RECORDS SUPPLIED:
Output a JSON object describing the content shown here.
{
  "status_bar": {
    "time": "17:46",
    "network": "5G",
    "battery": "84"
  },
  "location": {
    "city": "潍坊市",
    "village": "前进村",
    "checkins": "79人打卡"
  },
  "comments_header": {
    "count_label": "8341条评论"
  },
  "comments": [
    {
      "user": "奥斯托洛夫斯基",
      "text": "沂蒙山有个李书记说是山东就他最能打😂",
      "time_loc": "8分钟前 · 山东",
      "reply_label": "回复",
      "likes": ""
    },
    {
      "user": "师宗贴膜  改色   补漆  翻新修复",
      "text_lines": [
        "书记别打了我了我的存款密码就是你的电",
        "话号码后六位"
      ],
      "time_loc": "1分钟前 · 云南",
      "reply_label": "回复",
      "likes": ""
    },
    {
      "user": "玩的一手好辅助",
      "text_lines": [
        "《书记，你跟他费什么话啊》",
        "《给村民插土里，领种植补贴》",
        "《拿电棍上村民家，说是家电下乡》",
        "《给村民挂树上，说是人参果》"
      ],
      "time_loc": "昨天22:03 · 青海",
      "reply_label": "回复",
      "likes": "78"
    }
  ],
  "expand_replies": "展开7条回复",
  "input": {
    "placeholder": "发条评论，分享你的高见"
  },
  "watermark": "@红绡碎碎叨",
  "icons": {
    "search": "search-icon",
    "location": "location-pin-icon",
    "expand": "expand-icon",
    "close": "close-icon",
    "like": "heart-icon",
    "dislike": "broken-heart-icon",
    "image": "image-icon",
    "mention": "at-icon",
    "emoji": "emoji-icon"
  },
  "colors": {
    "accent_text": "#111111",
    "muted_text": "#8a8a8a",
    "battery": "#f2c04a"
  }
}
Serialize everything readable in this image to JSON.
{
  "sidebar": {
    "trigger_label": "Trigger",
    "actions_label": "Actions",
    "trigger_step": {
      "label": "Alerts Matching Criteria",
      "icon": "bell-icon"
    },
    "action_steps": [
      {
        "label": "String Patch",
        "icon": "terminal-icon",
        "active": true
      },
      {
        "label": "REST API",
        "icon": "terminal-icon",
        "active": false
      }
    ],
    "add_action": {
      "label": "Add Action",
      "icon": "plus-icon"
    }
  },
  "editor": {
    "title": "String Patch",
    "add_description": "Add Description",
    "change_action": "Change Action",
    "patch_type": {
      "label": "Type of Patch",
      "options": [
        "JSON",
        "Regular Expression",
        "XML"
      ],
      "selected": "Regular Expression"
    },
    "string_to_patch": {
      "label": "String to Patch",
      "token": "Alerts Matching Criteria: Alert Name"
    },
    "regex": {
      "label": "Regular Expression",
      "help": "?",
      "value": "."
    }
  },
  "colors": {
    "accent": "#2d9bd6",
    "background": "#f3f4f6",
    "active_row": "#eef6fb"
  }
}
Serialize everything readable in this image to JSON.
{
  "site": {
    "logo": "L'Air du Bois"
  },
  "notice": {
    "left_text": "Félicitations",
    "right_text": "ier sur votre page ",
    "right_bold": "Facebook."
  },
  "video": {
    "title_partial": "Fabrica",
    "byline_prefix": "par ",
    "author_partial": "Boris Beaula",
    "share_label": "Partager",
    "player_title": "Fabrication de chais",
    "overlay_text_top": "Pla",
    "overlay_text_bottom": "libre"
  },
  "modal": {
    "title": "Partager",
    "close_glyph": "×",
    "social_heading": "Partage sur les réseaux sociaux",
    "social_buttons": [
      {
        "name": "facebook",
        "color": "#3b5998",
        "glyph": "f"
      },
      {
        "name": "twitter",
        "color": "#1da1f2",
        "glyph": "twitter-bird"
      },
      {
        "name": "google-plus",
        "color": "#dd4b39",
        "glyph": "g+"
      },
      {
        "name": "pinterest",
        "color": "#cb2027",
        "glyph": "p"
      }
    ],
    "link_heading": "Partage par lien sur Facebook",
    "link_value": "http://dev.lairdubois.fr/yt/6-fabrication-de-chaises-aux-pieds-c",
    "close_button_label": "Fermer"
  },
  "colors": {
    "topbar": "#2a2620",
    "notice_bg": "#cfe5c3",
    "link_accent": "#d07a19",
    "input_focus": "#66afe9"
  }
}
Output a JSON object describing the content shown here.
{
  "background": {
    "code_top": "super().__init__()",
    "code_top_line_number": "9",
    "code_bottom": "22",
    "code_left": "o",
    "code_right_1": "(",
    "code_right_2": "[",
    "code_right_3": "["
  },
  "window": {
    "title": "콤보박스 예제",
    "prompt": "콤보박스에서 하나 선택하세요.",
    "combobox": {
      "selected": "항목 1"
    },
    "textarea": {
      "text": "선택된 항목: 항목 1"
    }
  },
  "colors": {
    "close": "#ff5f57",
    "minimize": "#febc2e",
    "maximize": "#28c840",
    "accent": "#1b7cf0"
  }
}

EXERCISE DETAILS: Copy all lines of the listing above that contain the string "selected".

TASK OUTPUT:
      "selected": "Regular Expression"
      "selected": "항목 1"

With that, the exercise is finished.